There's still the occasional tension between the refugees and the locals, but overall their relationship has improved greatly.
What is it Like to be a Refugee?
Kakuma is a harsh landscape.
The refugees there live in houses built of tarps and dirt, ill-protected from the elements. There are few wells in the camp, which means that people are often forced to wait for hours at a time to obtain water. Sandstorms are also common in Kakuma, filling food and water containers with gritty earth, the plastic tarps unable to keep it all out.
The people who find themselves at the entrance of Kakuma are people who have lost everything they had ever known. Many have lost families, and all of them have lost their homes. Most of the people in the Kakuma Refugee Camp have fled violence in their home countries. They arrive at the border of Kenya, not necessarily looking for Kakuma itself. When they arrive, they are sent to the UN, who then sends them to Kakuma. Some of the residents of the camp were born there and have never known any home but the camp.
Out of these bleak situations, they’ve created a place where they can at least live among each other in relative peace, and provide for each others’ very human needs within the camp.
Because the refugee camp has been there for so many years, those who live there have built up their own society. The refugees there have created their own restaurants and barber shops, among other stores. They are living in mud huts, with roofs of sheet metal and sometimes tarps functioning as walls.
They are displaced from their original homelands and are victims of political violence and civil wars. But out of these bleak situations, they’ve created a place where they can at least live among each other in relative peace, and provide for each others’ very human needs within the camp.

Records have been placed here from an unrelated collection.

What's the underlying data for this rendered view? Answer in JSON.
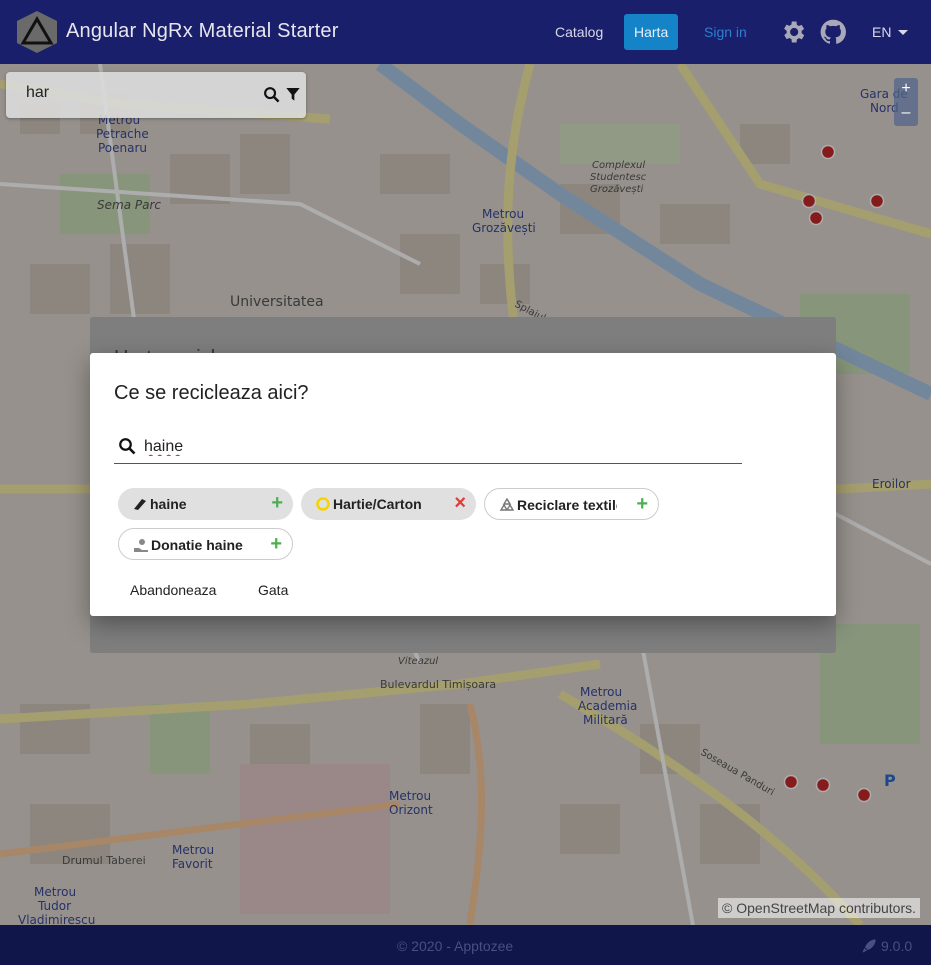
{
  "header": {
    "title": "Angular NgRx Material Starter",
    "nav": {
      "catalog": "Catalog",
      "harta": "Harta",
      "signin": "Sign in"
    },
    "language": "EN"
  },
  "map": {
    "search_value": "har",
    "zoom_in": "+",
    "zoom_out": "–",
    "attribution": "© OpenStreetMap contributors.",
    "labels": [
      "Sema Parc",
      "Universitatea",
      "Metrou Grozăvești",
      "Splaiul Independenței",
      "Bulevardul Timișoara",
      "Metrou Academia Militară",
      "Metrou Orizont",
      "Metrou Favorit",
      "Metrou Tudor Vladimirescu",
      "Soseaua Panduri",
      "Drumul Taberei",
      "Gara de Nord",
      "Metrou Petrache Poenaru",
      "Complex Studentesc Grozăvești",
      "Eroilor",
      "Viteazul"
    ]
  },
  "background_dialog": {
    "title_partial": "Harta reciclare"
  },
  "dialog": {
    "title": "Ce se recicleaza aici?",
    "search_value": "haine",
    "chips": [
      {
        "label": "haine",
        "icon": "shirt-icon",
        "action": "+"
      },
      {
        "label": "Hartie/Carton",
        "icon": "recycle-yellow-icon",
        "action": "×"
      },
      {
        "label": "Reciclare textile",
        "icon": "recycle-icon",
        "action": "+"
      },
      {
        "label": "Donatie haine",
        "icon": "donation-icon",
        "action": "+"
      }
    ],
    "cancel_label": "Abandoneaza",
    "done_label": "Gata"
  },
  "footer": {
    "copyright": "© 2020 - Apptozee",
    "version": "9.0.0"
  },
  "colors": {
    "header": "#1a1f6b",
    "nav_active": "#1583c7",
    "add": "#4caf50",
    "remove": "#e53935"
  }
}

The refugees in Kakuma have done well with what they had. But it is, still, difficult for them to permanently leave the refugee camp, and begin a life outside it again. One of the many difficulties that plays into this is that it is hard for refugees to obtain a work permit. Most refugees don’t have them, and so “volunteer” at various jobs instead, and are paid incentives for their work. The incentives are much less than a salaried native would be paid.
The inability to make a living wage makes it very difficult for refugees to ever leave the camps they live in. The difficulties of obtaining work permits make the refugee’s futures harder to make secure. There are, however, schools within the camp. These schools allow refugee children and adults to finish their educations and give them a chance at applying for work permits within Kenya.

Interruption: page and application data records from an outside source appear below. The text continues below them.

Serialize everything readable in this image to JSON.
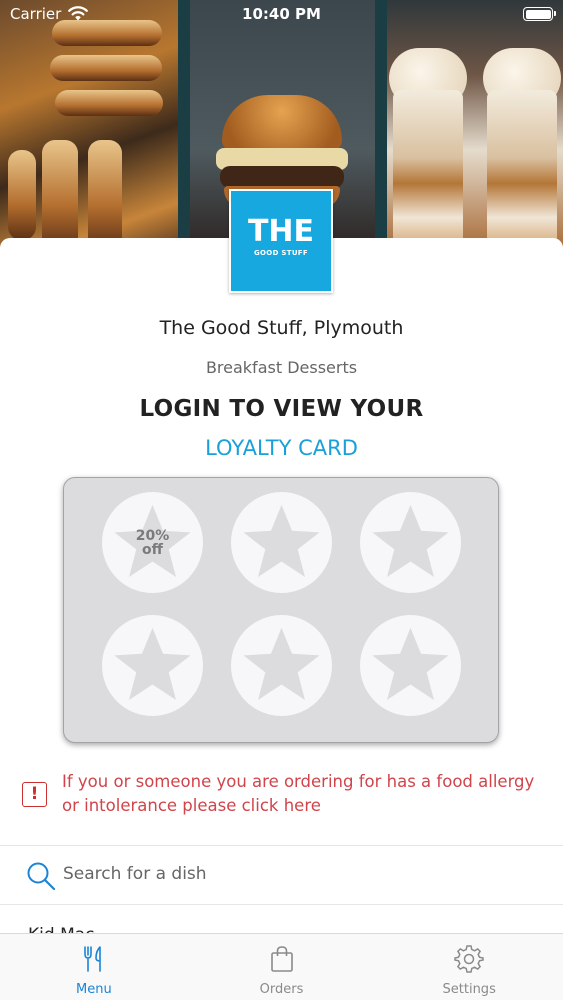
{
  "status_bar": {
    "carrier": "Carrier",
    "time": "10:40 PM"
  },
  "restaurant": {
    "logo_line1": "THE",
    "logo_line2": "GOOD STUFF",
    "name": "The Good Stuff, Plymouth",
    "tags": "Breakfast Desserts"
  },
  "loyalty": {
    "title": "LOGIN TO VIEW YOUR",
    "link": "LOYALTY CARD",
    "stamps": [
      {
        "reward_line1": "20%",
        "reward_line2": "off"
      },
      {
        "reward_line1": "",
        "reward_line2": ""
      },
      {
        "reward_line1": "",
        "reward_line2": ""
      },
      {
        "reward_line1": "",
        "reward_line2": ""
      },
      {
        "reward_line1": "",
        "reward_line2": ""
      },
      {
        "reward_line1": "",
        "reward_line2": ""
      }
    ]
  },
  "allergy": {
    "text": "If you or someone you are ordering for has a food allergy or intolerance please click here"
  },
  "search": {
    "placeholder": "Search for a dish"
  },
  "menu": {
    "partial_item": "Kid Mac"
  },
  "tabs": [
    {
      "label": "Menu",
      "icon": "fork-knife-icon",
      "active": true
    },
    {
      "label": "Orders",
      "icon": "shopping-bag-icon",
      "active": false
    },
    {
      "label": "Settings",
      "icon": "gear-icon",
      "active": false
    }
  ],
  "colors": {
    "accent": "#1aa0d8",
    "brand": "#17a8df",
    "alert": "#d0444a",
    "tab_active": "#1a85d6"
  }
}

For these refugees, finishing their educations can make all the difference.
The Future of Kakuma?
Right now, there’s a possibility that the Kenyan government might shut Kakuma down. Even though it was initially built as a place of temporary shelter, it’s since become home to around 185,000 people. There are children who have been born in this camp, and have never known any other home than Kakuma. If the camp was to be closed, all of these people would be forced to go back to their home countries.
Many of these countries still haven’t achieved peace, and functionally, these people have no homes to return to.
185,000 people is a vast number of people to displace by shutting down the camp. To do so creates a huge logistical problem for those who work there, and would be devastating to those who live in the camps.
It’s hard to say what will happen if it gets shut down.
For now, Kakuma is still home to many, many refugees. Kakuma is home to many stories, much ingenuity, much hardship, and much grief. These are people who have overcome a lot to be in Kakuma, and have overcome a lot to create a life in Kakuma. Our Kinship founders in Kenya, Ben and Christine, worked in Kakuma Refugee Camp for many years before they became involved with Kinship United. You can read their story of working in Kakuma here.